--- DIRECTIONS FOR THIS TASK ---
Where the records below show the word "Contas" in a line, please copy that line.

--- Interface dataset entries ---
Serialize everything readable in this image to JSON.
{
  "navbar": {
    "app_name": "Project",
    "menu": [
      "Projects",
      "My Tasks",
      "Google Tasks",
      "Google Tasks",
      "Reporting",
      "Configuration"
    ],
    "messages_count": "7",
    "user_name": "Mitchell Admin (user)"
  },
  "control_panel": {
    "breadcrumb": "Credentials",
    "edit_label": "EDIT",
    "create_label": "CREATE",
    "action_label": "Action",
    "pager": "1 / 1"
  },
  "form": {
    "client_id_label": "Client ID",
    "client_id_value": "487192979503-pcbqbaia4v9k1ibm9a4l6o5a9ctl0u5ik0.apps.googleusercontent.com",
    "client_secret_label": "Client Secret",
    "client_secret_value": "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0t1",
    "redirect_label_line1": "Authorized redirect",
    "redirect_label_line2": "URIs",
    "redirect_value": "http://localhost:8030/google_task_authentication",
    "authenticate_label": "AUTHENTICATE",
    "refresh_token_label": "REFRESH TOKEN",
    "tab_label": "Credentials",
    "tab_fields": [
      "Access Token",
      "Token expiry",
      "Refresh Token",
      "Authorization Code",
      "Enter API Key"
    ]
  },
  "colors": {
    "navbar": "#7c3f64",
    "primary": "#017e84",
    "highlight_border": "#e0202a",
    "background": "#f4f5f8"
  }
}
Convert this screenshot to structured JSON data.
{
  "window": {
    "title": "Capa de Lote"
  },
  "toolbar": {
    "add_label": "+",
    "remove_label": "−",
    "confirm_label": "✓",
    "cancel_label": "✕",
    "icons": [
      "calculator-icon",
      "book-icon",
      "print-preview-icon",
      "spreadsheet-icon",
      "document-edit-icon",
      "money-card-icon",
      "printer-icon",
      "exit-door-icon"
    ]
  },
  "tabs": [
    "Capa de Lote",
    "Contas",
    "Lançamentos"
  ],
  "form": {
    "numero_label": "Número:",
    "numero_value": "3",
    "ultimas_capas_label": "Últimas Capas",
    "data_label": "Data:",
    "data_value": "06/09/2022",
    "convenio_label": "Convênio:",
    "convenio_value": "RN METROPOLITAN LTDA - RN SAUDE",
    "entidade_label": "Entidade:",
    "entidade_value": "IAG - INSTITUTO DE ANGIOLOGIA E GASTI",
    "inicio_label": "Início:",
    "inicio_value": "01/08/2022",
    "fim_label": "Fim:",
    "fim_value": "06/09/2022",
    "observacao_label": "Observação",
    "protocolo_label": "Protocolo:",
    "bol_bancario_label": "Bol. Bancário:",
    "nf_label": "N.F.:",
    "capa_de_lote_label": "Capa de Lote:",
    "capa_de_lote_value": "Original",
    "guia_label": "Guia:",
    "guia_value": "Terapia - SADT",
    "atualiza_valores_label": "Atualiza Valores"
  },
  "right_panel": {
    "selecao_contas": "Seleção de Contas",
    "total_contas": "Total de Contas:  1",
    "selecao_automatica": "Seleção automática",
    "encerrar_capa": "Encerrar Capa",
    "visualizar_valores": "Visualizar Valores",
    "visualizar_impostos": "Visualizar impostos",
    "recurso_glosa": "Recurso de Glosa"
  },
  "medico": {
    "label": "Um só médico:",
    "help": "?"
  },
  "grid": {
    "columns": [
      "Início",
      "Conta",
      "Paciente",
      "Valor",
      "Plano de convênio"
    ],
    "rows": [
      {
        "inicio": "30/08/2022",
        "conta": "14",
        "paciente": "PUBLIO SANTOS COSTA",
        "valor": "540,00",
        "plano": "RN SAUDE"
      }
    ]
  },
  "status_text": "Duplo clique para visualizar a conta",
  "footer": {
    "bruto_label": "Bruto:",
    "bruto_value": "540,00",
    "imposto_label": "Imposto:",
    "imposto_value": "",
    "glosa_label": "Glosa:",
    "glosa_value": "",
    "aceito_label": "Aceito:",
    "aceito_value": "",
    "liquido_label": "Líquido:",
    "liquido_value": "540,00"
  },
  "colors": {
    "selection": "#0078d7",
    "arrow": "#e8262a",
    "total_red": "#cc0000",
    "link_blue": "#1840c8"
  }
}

--- SOLUTION TO THIS TASK ---
    "Contas",
    "selecao_contas": "Seleção de Contas",
    "total_contas": "Total de Contas:  1",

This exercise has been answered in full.